If you need some help getting into the holiday spirit, check out these examples:
December 3, 2014 — Adriana O'Brien, Business Development, Partnerships
Get ready, get set… code! It’s the time of year to get thinking about programming with the Hour of Code.
For many years, Wolfram Research has promoted and supported initiatives that encourage computation, programming, and STEM education, and we are always thrilled when efforts are taken by others to do the same. Code.org, in conjunction with Computer Science Education Week, is sponsoring an event to encourage educators and organizations across the country to dedicate a single hour to coding. This hour gives kids (and adults, too!) a taste of what it means to study computer science—and how it can actually be a creative, fun, and fulfilling process. Millions of students participated in the Hour of Code in past years, and instructors are looking for more engaging activities for their students to try. Enter the Wolfram Language.
November 26, 2014 — Rita Crook, Marketing Projects Manager
The Imitation Game, a movie portraying Alan Turing’s life (who would have celebrated his 100th birthday on Mathematica‘s 23rd birthday—read our blog post), was released this week, which we’ve been looking forward to. Turing machines were one of the focal points of the movie, and we launched a prize in 2007 to determine whether the 2,3 Turing machine was universal.
So of course, Cumberbatch’s promotional video where he impersonates other beloved actors reached us as well, which got me wondering, could Mathematica‘s machine learning capabilities recognize his voice, or could he fool a computer too?
For most of us, taking bad pictures is incredibly easy. Band-Aid or remedy, digital post-processing can involve altering the photographed scene itself. Say you’re trekking through the mountains taking photos of the horizon, or you’re walking down the street and catch a beautiful perspective of the city, or it’s finally the right time to put the new, expensive phone camera to good use and capture the magic of this riverside… Just why do all the pictures look so bad? They’re all foggy! It’s not that you’re a bad photographer—OK, maybe you are—but that you’ve stumbled on a characteristic problem in outdoor photography: haze.
What is haze? Technically, haze is scattered light, photons bumped around by the molecules in the air and deprived of their original color, which they got by bouncing off the objects you are trying to see. The problem gets worse with distance: the more the light has to travel, the more it gets scattered around, and the more the scene takes that foggy appearance.
What can we do? What can possibly help our poor photographer? Science, of course.
Wolfram recently attended and sponsored the 2014 IEEE International Conference on Image Processing (ICIP), which ended October 30 in Paris. It was a good occasion to review the previous years’ best papers at the conference, and we noticed an interesting take on the haze problem proposed by Chen Feng, Shaojie Zhuo, Xiaopeng Zhang, Liang Shen, and Sabine Süsstrunk . Let’s give their method a try and implement their “dehazing” algorithm.
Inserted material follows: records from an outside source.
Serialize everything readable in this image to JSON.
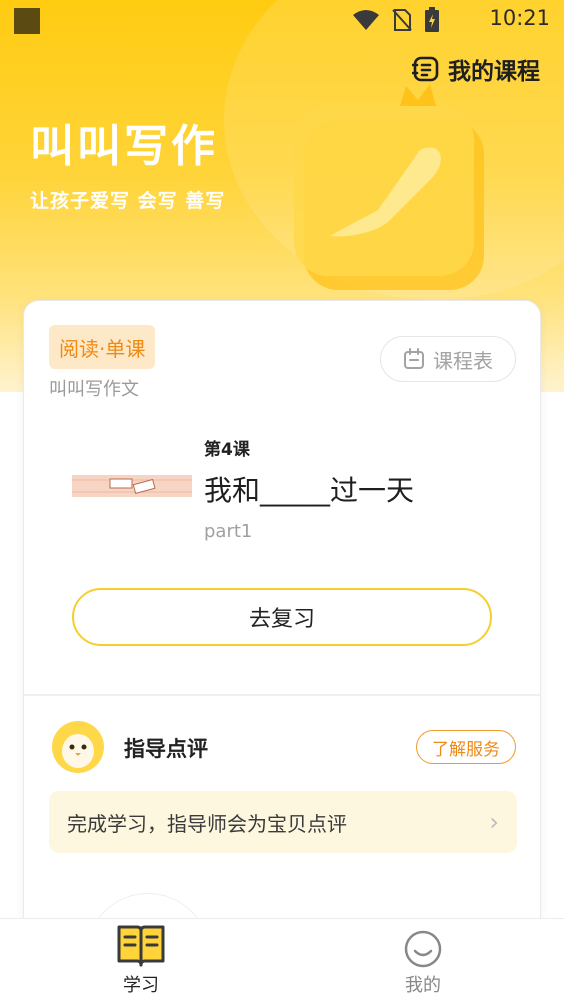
{
  "status_bar": {
    "time": "10:21",
    "icons": [
      "app-notification-square-icon",
      "wifi-icon",
      "no-sim-icon",
      "battery-charging-icon"
    ]
  },
  "header": {
    "my_courses_label": "我的课程",
    "brand_title": "叫叫写作",
    "slogan": "让孩子爱写  会写  善写"
  },
  "course_card": {
    "badge": "阅读·单课",
    "subject": "叫叫写作文",
    "schedule_label": "课程表",
    "lesson_number": "第4课",
    "lesson_title": "我和_____过一天",
    "lesson_part": "part1",
    "review_button": "去复习"
  },
  "tutor_section": {
    "title": "指导点评",
    "service_button": "了解服务",
    "tip": "完成学习，指导师会为宝贝点评",
    "tip_chevron": "›"
  },
  "tab_bar": {
    "tabs": [
      {
        "label": "学习",
        "icon": "book-icon",
        "active": true
      },
      {
        "label": "我的",
        "icon": "smiley-icon",
        "active": false
      }
    ]
  },
  "colors": {
    "brand_yellow": "#ffcc12",
    "accent_orange": "#ef8a14",
    "badge_bg": "#fde9c8",
    "tip_bg": "#fdf7df"
  }
}
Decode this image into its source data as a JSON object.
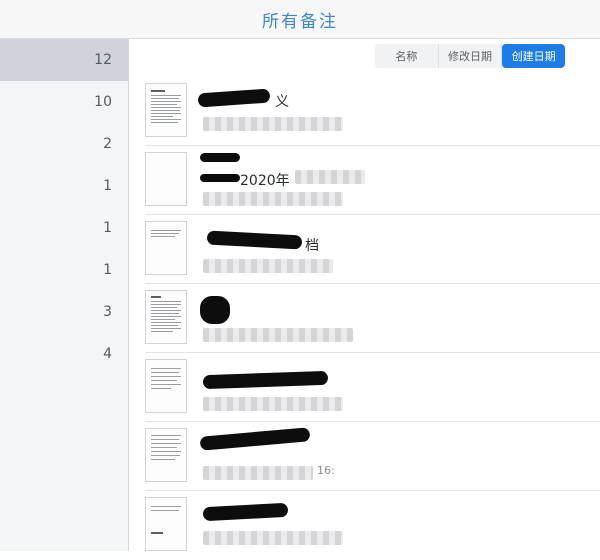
{
  "header": {
    "title": "所有备注"
  },
  "sidebar": {
    "counts": [
      "12",
      "10",
      "2",
      "1",
      "1",
      "1",
      "3",
      "4"
    ],
    "active_index": 0
  },
  "sort": {
    "options": [
      "名称",
      "修改日期",
      "创建日期"
    ],
    "active": "创建日期"
  },
  "notes": [
    {
      "title_visible": "义",
      "subtitle_visible": "",
      "thumbnail": "document"
    },
    {
      "title_visible": "2020年",
      "subtitle_visible": "",
      "thumbnail": "blank"
    },
    {
      "title_visible": "档",
      "subtitle_visible": "",
      "thumbnail": "document"
    },
    {
      "title_visible": "",
      "subtitle_visible": "",
      "thumbnail": "document"
    },
    {
      "title_visible": "",
      "subtitle_visible": "",
      "thumbnail": "document"
    },
    {
      "title_visible": "",
      "subtitle_visible": "16:",
      "thumbnail": "document"
    },
    {
      "title_visible": "",
      "subtitle_visible": "",
      "thumbnail": "document"
    }
  ],
  "colors": {
    "accent": "#1d7ce8",
    "title": "#3e86cf",
    "sidebar_active": "#d0d3d9"
  }
}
The core idea behind the paper is to leverage the different susceptibilities of the light being scattered, which depend on the wavelength of the light. Light with a larger wavelength, such as red light, is more likely to travel around the dust, the smog, and all the other particles present in the air than shorter wavelength colors, like green or blue. Therefore, the red channel in an image carries better information about the non-hazy content of the scene.
But what if we could go even further? What prevents us from using the part of the spectrum slightly beyond the visible light? Nothing really—save for the fact we need an infrared camera.
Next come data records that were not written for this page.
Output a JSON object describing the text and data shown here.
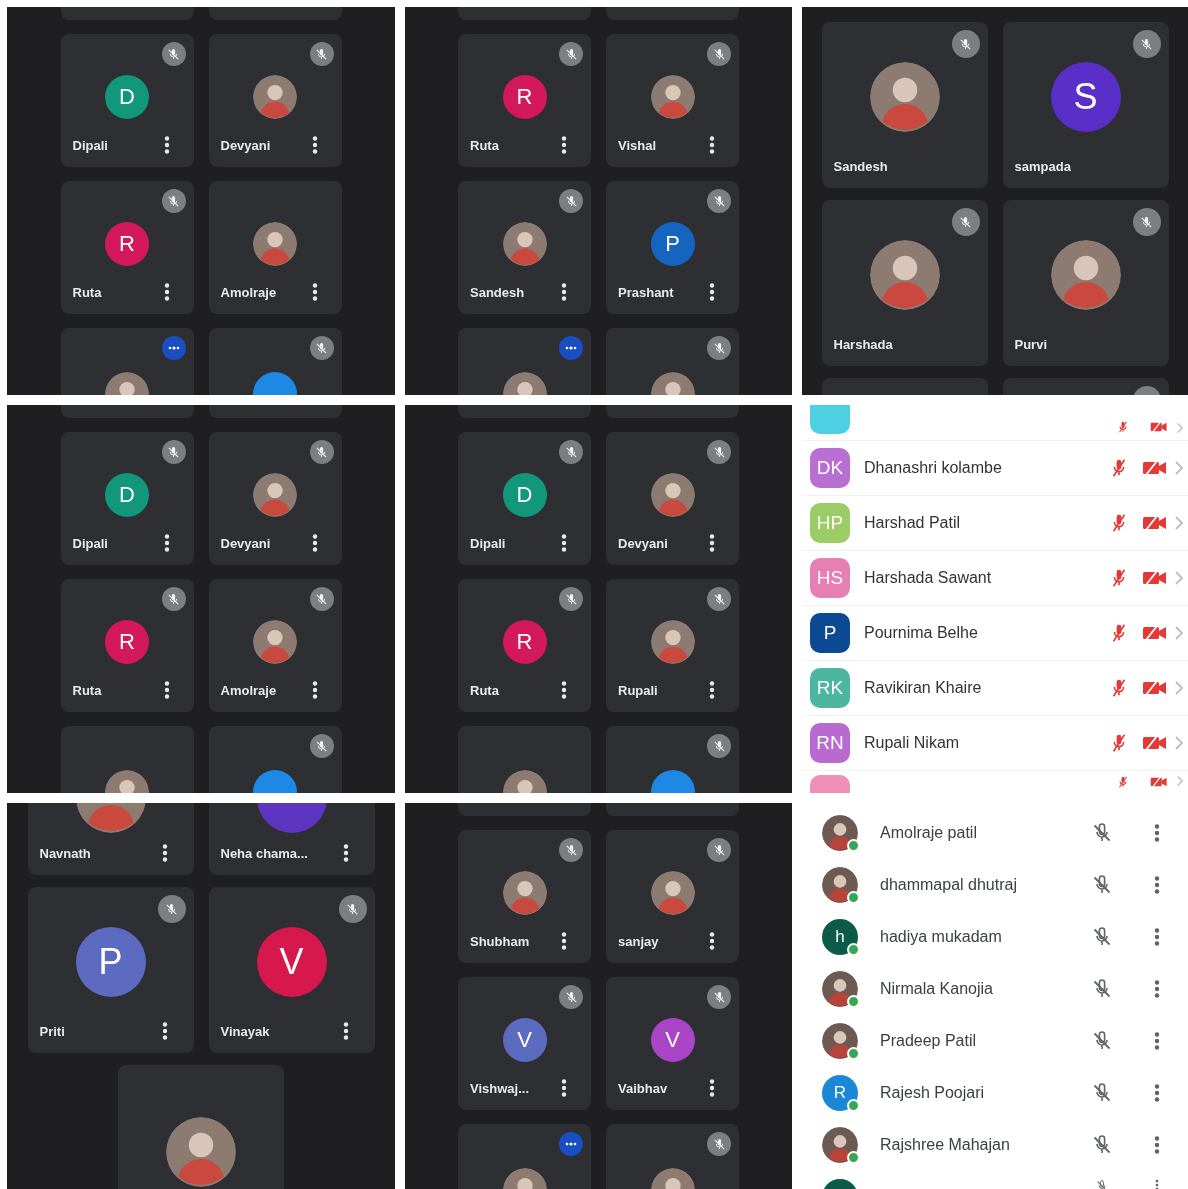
{
  "panels": [
    {
      "kind": "grid",
      "rows": [
        {
          "kind": "partial-top",
          "tiles": [
            {
              "kind": "blank",
              "menu": false
            },
            {
              "kind": "blank",
              "menu": false
            }
          ]
        },
        {
          "kind": "full",
          "tiles": [
            {
              "name": "Dipali",
              "kind": "initial",
              "initial": "D",
              "color": "#12977a",
              "muted": true,
              "speaking": false,
              "menu": true
            },
            {
              "name": "Devyani",
              "kind": "photo",
              "muted": true,
              "speaking": false,
              "menu": true
            }
          ]
        },
        {
          "kind": "full",
          "tiles": [
            {
              "name": "Ruta",
              "kind": "initial",
              "initial": "R",
              "color": "#d3185c",
              "muted": true,
              "speaking": false,
              "menu": true
            },
            {
              "name": "Amolraje",
              "kind": "photo",
              "muted": false,
              "speaking": false,
              "menu": true
            }
          ]
        },
        {
          "kind": "partial-bottom",
          "tiles": [
            {
              "kind": "photo",
              "muted": false,
              "speaking": true,
              "menu": false
            },
            {
              "kind": "initial",
              "color": "#1e88e5",
              "muted": true,
              "speaking": false,
              "menu": false
            }
          ]
        }
      ]
    },
    {
      "kind": "grid",
      "rows": [
        {
          "kind": "partial-top",
          "tiles": [
            {
              "kind": "blank",
              "menu": false
            },
            {
              "kind": "blank",
              "menu": false
            }
          ]
        },
        {
          "kind": "full",
          "tiles": [
            {
              "name": "Ruta",
              "kind": "initial",
              "initial": "R",
              "color": "#d3185c",
              "muted": true,
              "speaking": false,
              "menu": true
            },
            {
              "name": "Vishal",
              "kind": "photo",
              "muted": true,
              "speaking": false,
              "menu": true
            }
          ]
        },
        {
          "kind": "full",
          "tiles": [
            {
              "name": "Sandesh",
              "kind": "photo",
              "muted": true,
              "speaking": false,
              "menu": true
            },
            {
              "name": "Prashant",
              "kind": "initial",
              "initial": "P",
              "color": "#1565c0",
              "muted": true,
              "speaking": false,
              "menu": true
            }
          ]
        },
        {
          "kind": "partial-bottom",
          "tiles": [
            {
              "kind": "photo",
              "muted": false,
              "speaking": true,
              "menu": false
            },
            {
              "kind": "photo",
              "muted": true,
              "speaking": false,
              "menu": false
            }
          ]
        }
      ]
    },
    {
      "kind": "grid-large",
      "rows": [
        {
          "kind": "full",
          "tiles": [
            {
              "name": "Sandesh",
              "kind": "photo",
              "muted": true,
              "speaking": false,
              "menu": false
            },
            {
              "name": "sampada",
              "kind": "initial",
              "initial": "S",
              "color": "#5a2ec8",
              "muted": true,
              "speaking": false,
              "menu": false
            }
          ]
        },
        {
          "kind": "full",
          "tiles": [
            {
              "name": "Harshada",
              "kind": "photo",
              "muted": true,
              "speaking": false,
              "menu": false
            },
            {
              "name": "Purvi",
              "kind": "photo",
              "muted": true,
              "speaking": false,
              "menu": false
            }
          ]
        },
        {
          "kind": "partial-bottom",
          "tiles": [
            {
              "kind": "blank",
              "muted": false,
              "menu": false
            },
            {
              "kind": "blank",
              "muted": true,
              "menu": false
            }
          ]
        }
      ]
    },
    {
      "kind": "grid",
      "rows": [
        {
          "kind": "partial-top",
          "tiles": [
            {
              "kind": "blank",
              "menu": false
            },
            {
              "kind": "blank",
              "menu": false
            }
          ]
        },
        {
          "kind": "full",
          "tiles": [
            {
              "name": "Dipali",
              "kind": "initial",
              "initial": "D",
              "color": "#12977a",
              "muted": true,
              "speaking": false,
              "menu": true
            },
            {
              "name": "Devyani",
              "kind": "photo",
              "muted": true,
              "speaking": false,
              "menu": true
            }
          ]
        },
        {
          "kind": "full",
          "tiles": [
            {
              "name": "Ruta",
              "kind": "initial",
              "initial": "R",
              "color": "#d3185c",
              "muted": true,
              "speaking": false,
              "menu": true
            },
            {
              "name": "Amolraje",
              "kind": "photo",
              "muted": true,
              "speaking": false,
              "menu": true
            }
          ]
        },
        {
          "kind": "partial-bottom",
          "tiles": [
            {
              "kind": "photo",
              "muted": false,
              "speaking": false,
              "menu": false
            },
            {
              "kind": "initial",
              "color": "#1e88e5",
              "muted": true,
              "speaking": false,
              "menu": false
            }
          ]
        }
      ]
    },
    {
      "kind": "grid",
      "rows": [
        {
          "kind": "partial-top",
          "tiles": [
            {
              "kind": "blank",
              "menu": false
            },
            {
              "kind": "blank",
              "menu": false
            }
          ]
        },
        {
          "kind": "full",
          "tiles": [
            {
              "name": "Dipali",
              "kind": "initial",
              "initial": "D",
              "color": "#12977a",
              "muted": true,
              "speaking": false,
              "menu": true
            },
            {
              "name": "Devyani",
              "kind": "photo",
              "muted": true,
              "speaking": false,
              "menu": true
            }
          ]
        },
        {
          "kind": "full",
          "tiles": [
            {
              "name": "Ruta",
              "kind": "initial",
              "initial": "R",
              "color": "#d3185c",
              "muted": true,
              "speaking": false,
              "menu": true
            },
            {
              "name": "Rupali",
              "kind": "photo",
              "muted": true,
              "speaking": false,
              "menu": true
            }
          ]
        },
        {
          "kind": "partial-bottom",
          "tiles": [
            {
              "kind": "photo",
              "muted": false,
              "speaking": false,
              "menu": false
            },
            {
              "kind": "initial",
              "color": "#1e88e5",
              "muted": true,
              "speaking": false,
              "menu": false
            }
          ]
        }
      ]
    },
    {
      "kind": "zoom-list",
      "rows": [
        {
          "kind": "partial-top",
          "color": "#4dd0e1"
        },
        {
          "kind": "full",
          "name": "Dhanashri kolambe",
          "initials": "DK",
          "color": "#b86fd2"
        },
        {
          "kind": "full",
          "name": "Harshad Patil",
          "initials": "HP",
          "color": "#9ccc65"
        },
        {
          "kind": "full",
          "name": "Harshada Sawant",
          "initials": "HS",
          "color": "#e67fb3"
        },
        {
          "kind": "full",
          "name": "Pournima Belhe",
          "initials": "P",
          "color": "#0d4a94"
        },
        {
          "kind": "full",
          "name": "Ravikiran Khaire",
          "initials": "RK",
          "color": "#4db6a0"
        },
        {
          "kind": "full",
          "name": "Rupali Nikam",
          "initials": "RN",
          "color": "#b96ad0"
        },
        {
          "kind": "partial-bottom",
          "color": "#f090b8"
        }
      ]
    },
    {
      "kind": "grid-large",
      "rows": [
        {
          "kind": "partial-top",
          "tiles": [
            {
              "name": "Navnath",
              "kind": "photo",
              "menu": true
            },
            {
              "name": "Neha chama...",
              "kind": "initial",
              "color": "#5e35c1",
              "menu": true
            }
          ]
        },
        {
          "kind": "full",
          "tiles": [
            {
              "name": "Priti",
              "kind": "initial",
              "initial": "P",
              "color": "#5c6bc0",
              "muted": true,
              "speaking": false,
              "menu": true
            },
            {
              "name": "Vinayak",
              "kind": "initial",
              "initial": "V",
              "color": "#d6184f",
              "muted": true,
              "speaking": false,
              "menu": true
            }
          ]
        },
        {
          "kind": "partial-bottom",
          "tiles": [
            {
              "kind": "photo",
              "muted": false,
              "speaking": false,
              "menu": false
            }
          ]
        }
      ]
    },
    {
      "kind": "grid",
      "rows": [
        {
          "kind": "partial-top",
          "tiles": [
            {
              "kind": "blank",
              "menu": false
            },
            {
              "kind": "blank",
              "menu": false
            }
          ]
        },
        {
          "kind": "full",
          "tiles": [
            {
              "name": "Shubham",
              "kind": "photo",
              "muted": true,
              "speaking": false,
              "menu": true
            },
            {
              "name": "sanjay",
              "kind": "photo",
              "muted": true,
              "speaking": false,
              "menu": true
            }
          ]
        },
        {
          "kind": "full",
          "tiles": [
            {
              "name": "Vishwaj...",
              "kind": "initial",
              "initial": "V",
              "color": "#5c6bc0",
              "muted": true,
              "speaking": false,
              "menu": true
            },
            {
              "name": "Vaibhav",
              "kind": "initial",
              "initial": "V",
              "color": "#aa45c8",
              "muted": true,
              "speaking": false,
              "menu": true
            }
          ]
        },
        {
          "kind": "partial-bottom",
          "tiles": [
            {
              "kind": "photo",
              "muted": false,
              "speaking": true,
              "menu": false
            },
            {
              "kind": "photo",
              "muted": true,
              "speaking": false,
              "menu": false
            }
          ]
        }
      ]
    },
    {
      "kind": "meet-list",
      "rows": [
        {
          "kind": "photo",
          "name": "Amolraje patil"
        },
        {
          "kind": "photo",
          "name": "dhammapal dhutraj"
        },
        {
          "kind": "initial",
          "name": "hadiya mukadam",
          "initial": "h",
          "color": "#0b5b48"
        },
        {
          "kind": "photo",
          "name": "Nirmala Kanojia"
        },
        {
          "kind": "photo",
          "name": "Pradeep Patil"
        },
        {
          "kind": "initial",
          "name": "Rajesh Poojari",
          "initial": "R",
          "color": "#1a88d6"
        },
        {
          "kind": "photo",
          "name": "Rajshree Mahajan"
        },
        {
          "kind": "partial",
          "color": "#0b5b48"
        }
      ]
    }
  ]
}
Provided we are well equipped, we can then use the four channels of data (near infrared, red, green, and blue) to estimate the haze color and distribution and proceed to remove it from our image.